Cosh Boy (1953) – Film Review
Director: Lewis Gilbert
Cast: James Kenney, Joan Collins
by Sarah Morgan
If this bleak drama was made today, it would probably be named Hoodies and feature a knife-toting gang wreaking havoc on the streets of London.
Apart from the weapon of choice – and a foul-mouthed update on some of the rather quaint language – you imagine there wouldn’t be much difference between the central characters; certainly all are disaffected working-class youths growing up in difficult circumstances. In the case of Cosh Boy, it’s post-war Britain, where every street seemed to have a bomb site and lads were raised by struggling widowed mothers.
James Kenney takes the lead role of Roy, a brash teenage thug who treats his family, his mother in particular, with disdain. He isn’t much kinder to his friends – why any of them want to hang out with him is a mystery; they all seem as if they’d be decent lads if they weren’t under his influence.
“Modernised remake could actually work”
Roy bullies them into carrying out various crimes; their speciality is coshing (hence the title) vulnerable women over the head and stealing their money.
But as the film progresses, Roy’s life begins to spiral out of control. He gets his girlfriend (played by Joan Collins) pregnant and a prospective new stepfather arrives on the scene, determined to instil some much-needed discipline; matters come to a head when Roy’s latest scheme ends in tragedy.
Based on a hit play, you can imagine Cosh Boy shocking cinemagoers on its release, and while some of Roy’s antics are still rather horrible, on the whole it seems rather tame in comparison to, say, Kidulthood and its copycats. Nevertheless, a modernised remake could actually work.
“Array of special features”
The film was an early project for Lewis Gilbert, who went on to become one of British cinema’s directorial giants with three Bond films as well as Alfie and Educating Rita on his impressive CV.
Among the array of special features is his first production, ‘The Ten Year Plan’, an information film about post-war prefab housing starring Charles Hawtrey, as well as Gilbert’s charming Children’s Film Foundation entry Johnny on the Run and a bizarre musical comedy short entitled ‘Harmony Lane’.
But perhaps the pick of the bunch are two films about London in the 1950s and 1960s – ‘Teddy Boys’ profiles a member of the tribe trying to persuade his interviewer he’s just an ordinary lad, while ‘Stranger In the City’ offers an intriguing look at Soho life.
· US title sequence: The Slasher (1953, 3 mins): extended title sequence from the renamed US release
· The Ten Year Plan (1945, 17 mins): film by Lewis Gilbert featuring Charles Hawtrey
· Johnny on the Run (1953, 68 mins): Lewis Gilbert’s production for the Children’s Film Foundation starring Sydney Tafler (Carve Her Name with Pride) and featuring an appearance by Dad’s Army actor John Laurie
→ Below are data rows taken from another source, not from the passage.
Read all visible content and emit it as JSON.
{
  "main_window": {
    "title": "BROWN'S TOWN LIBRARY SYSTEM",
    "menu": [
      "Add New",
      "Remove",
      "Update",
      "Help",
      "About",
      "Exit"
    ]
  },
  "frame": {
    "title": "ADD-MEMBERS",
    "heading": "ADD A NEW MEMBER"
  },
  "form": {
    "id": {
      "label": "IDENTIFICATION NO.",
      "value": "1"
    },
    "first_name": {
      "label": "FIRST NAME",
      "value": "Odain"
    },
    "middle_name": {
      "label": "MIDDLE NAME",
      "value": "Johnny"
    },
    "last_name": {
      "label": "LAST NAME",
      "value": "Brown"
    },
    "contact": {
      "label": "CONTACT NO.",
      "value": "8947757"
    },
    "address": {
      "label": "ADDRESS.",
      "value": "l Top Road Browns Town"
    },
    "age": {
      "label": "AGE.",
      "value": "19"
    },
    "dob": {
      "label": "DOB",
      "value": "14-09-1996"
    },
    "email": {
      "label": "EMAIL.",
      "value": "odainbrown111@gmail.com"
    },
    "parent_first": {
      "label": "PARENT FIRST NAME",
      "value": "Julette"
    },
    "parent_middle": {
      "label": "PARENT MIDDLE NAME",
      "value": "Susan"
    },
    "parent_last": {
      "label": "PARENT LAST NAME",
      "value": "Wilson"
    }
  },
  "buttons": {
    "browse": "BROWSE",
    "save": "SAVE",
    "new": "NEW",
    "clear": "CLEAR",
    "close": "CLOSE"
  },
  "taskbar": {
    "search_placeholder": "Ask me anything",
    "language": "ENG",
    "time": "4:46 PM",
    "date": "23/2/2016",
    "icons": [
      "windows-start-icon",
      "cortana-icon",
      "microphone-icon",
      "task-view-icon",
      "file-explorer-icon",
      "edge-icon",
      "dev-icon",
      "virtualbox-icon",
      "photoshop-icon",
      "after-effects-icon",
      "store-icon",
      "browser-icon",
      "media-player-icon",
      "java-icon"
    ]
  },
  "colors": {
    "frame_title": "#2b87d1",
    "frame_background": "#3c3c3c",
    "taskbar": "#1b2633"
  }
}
· Harmony Lane (1954, 24 mins): musical comedy directed by Lewis Gilbert
· Teddy Boys (1956, 8 mins): rare television footage of a London Teddy boy out on the town
· Stranger in the City (1961, 22 mins): short film by Robert Hartford-Davis about Soho in the 1960s
· Ian Whittaker: From Master Crook to Cosh Boy (2019, 9 mins): short interview with one of the stars of Cosh Boy
· Image gallery
· Illustrated booklet (***first pressing only***) with new essays by Matthew Coniam, Jenny Hammerton, Richard Falcon and Tony Kinsey; notes on the special features and full film credits
Cosh Boy is released on Blu-ray by BFI, £19.99